Do unions enjoy equal representation on that board? Are they fully represented? No, and this is very unfortunate. The government is creating a board, which it claims will be operating at arm's length from the minister. That is what it claims.
The government claims that the board is not an agent of Her Majesty and is therefore not accountable. In fact, that board is appointed if not directly, at least indirectly, by the minister. It will be the minister who will choose the committee members who, in turn, will select directors. This is particularly true in the case of the chairperson.
One thing, among others, that struck me is how the investing will be done. The board's objects are defined as follows: b ) to invest its assets with a view to achieving a maximum rate of return, without undue risk of loss, having regard to the funding, policies and requirements of the pension plans established under the Acts referred to in paragraph ( a ) and the ability of those plans to meet their financial obligations.
Then the bill provides that the governor in council may determine what percentage of funds is to be set aside to buy Government of Canada bonds, and what rules should be used to calculate that percentage.
Not only is the government using the surpluses already accumulated, which total approximately $30 billion and are beyond what is necessary to maintain the pension plans, but it will also use that $30 billion to pay its share of contributions. The government is giving itself 15 years. In addition, it decides on the rules governing the investment, in addition to giving a very specific mandate to the board to “invest its assets with a view to achieving a maximum rate of return, without undue risk of loss”.
We are living in a period where workers and social organizations are becoming increasingly aware that investments can affect the economy we live in.
The only mandate here is a maximum rate of return, “without undue risk of loss”. What does “undue” mean? If we take a big risk that could bring a significant return, is the risk undue?
In this current period, this provision bothers me quite a bit. I am sure many people in the unions will wonder why they have no say and why they too cannot make choices.
All that looks a lot like this government's approach to managing transfer payments, where the government reduced its deficit by transferring it through significant cuts to health care, education and social welfare up to the latest budget. In this budget, it is far from returning the situation in these fields to what it had been, even though it has guaranteed investments over five years of $11.5 billion. We are a long way from where we were before.
This is the same government that made major cuts to unemployment insurance programs. It reduced accessibility. It reduced benefits and the length of their payment.
This is also the same government that is now equipping itself to take the surpluses in the pension funds. Instead of agreeing to share the administration with the unions, it makes decisions by equipping itself with mechanisms which appear to put it at a distance.
Anyone reading this with care will see that the government is accomplishing indirectly what it does not want to do directly. It is hobbling the board to such an extent that it has no leeway, moreover I would not want it to.
I would be tempted to make use of a word that is unparliamentary.
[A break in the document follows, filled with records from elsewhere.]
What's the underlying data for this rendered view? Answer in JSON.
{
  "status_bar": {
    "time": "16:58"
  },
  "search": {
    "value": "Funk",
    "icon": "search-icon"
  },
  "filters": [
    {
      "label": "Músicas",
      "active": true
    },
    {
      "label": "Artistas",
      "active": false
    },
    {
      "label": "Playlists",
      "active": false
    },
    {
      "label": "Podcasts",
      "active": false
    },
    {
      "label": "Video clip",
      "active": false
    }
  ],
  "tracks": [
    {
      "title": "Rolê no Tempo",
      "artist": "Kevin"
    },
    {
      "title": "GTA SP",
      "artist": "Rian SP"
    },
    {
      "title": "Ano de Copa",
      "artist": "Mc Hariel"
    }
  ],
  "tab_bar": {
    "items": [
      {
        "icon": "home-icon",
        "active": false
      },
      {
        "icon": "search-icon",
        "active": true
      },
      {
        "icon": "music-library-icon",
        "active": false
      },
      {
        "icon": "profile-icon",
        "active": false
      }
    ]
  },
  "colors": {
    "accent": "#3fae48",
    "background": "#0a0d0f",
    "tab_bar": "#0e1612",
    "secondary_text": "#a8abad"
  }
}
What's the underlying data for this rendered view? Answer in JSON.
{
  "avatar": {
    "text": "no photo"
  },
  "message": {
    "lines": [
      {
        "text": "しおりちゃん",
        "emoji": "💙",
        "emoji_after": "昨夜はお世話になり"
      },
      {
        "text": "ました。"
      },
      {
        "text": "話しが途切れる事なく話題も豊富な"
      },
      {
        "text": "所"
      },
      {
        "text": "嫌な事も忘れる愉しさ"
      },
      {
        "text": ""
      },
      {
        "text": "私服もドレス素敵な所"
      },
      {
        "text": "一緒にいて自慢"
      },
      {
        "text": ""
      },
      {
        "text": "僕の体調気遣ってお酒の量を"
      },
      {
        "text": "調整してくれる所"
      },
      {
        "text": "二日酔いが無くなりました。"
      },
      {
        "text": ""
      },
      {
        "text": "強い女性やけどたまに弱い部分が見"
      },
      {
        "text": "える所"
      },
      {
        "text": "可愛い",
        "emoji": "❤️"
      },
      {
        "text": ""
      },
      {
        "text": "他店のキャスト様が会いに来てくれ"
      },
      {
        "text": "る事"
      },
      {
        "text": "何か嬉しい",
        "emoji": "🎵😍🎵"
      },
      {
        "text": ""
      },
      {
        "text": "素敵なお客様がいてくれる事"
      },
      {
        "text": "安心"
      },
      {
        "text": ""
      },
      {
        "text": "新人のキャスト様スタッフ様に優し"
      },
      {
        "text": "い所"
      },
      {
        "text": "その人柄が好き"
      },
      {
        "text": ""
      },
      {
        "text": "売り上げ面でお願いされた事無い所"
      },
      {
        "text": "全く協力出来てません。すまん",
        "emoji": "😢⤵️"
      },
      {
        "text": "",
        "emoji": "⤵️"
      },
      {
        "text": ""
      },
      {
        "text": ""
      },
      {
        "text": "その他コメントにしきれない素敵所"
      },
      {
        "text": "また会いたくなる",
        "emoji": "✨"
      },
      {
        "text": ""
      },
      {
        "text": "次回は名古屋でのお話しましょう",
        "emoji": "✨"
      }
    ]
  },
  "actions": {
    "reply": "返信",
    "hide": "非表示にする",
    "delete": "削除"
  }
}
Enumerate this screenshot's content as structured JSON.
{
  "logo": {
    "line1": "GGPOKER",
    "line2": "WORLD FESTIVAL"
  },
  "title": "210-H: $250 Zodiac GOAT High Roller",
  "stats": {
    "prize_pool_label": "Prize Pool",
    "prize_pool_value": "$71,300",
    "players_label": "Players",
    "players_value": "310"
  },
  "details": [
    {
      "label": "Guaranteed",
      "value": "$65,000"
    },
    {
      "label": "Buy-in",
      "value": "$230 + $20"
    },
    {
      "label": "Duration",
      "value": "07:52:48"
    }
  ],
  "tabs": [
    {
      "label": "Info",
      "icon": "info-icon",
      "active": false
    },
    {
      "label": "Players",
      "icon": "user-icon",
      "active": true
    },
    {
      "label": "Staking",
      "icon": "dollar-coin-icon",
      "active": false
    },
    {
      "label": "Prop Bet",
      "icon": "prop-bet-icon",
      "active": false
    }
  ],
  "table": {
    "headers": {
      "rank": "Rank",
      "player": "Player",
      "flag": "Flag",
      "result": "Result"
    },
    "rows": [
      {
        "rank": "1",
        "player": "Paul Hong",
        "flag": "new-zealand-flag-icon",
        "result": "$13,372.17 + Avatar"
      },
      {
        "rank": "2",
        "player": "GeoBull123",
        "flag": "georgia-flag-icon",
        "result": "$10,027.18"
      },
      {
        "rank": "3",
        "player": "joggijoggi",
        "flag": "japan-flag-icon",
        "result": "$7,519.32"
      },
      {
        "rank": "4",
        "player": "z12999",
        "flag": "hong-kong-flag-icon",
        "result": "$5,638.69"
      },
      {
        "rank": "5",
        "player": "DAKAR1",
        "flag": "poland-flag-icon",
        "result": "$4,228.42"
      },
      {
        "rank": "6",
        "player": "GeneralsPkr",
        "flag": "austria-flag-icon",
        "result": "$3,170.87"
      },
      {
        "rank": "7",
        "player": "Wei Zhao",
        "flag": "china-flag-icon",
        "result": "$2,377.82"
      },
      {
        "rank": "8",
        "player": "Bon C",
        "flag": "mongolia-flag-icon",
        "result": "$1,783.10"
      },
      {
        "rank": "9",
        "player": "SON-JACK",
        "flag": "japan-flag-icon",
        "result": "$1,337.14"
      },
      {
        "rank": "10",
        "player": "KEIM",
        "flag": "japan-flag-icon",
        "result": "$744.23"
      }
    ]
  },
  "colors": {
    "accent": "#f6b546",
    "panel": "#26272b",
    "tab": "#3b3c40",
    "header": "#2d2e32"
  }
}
It means to try to appear to be doing something other than what one is actually doing. I trust that is clear. Saying that one is doing one thing, while doing another. The government is not keeping its distance, but instead of managing jointly with employees, it creates a body to serve its interests, which is most regrettable.
We have had a number of opportunities in this House to speak of the government's relationship with the public sector, and I would like in closing to make a comparison. The federal government's inability to deal properly with public sector employees in something as natural as the pension funds, an area in which agreement should be reachable, reminds me of the way it treats the Quebec people.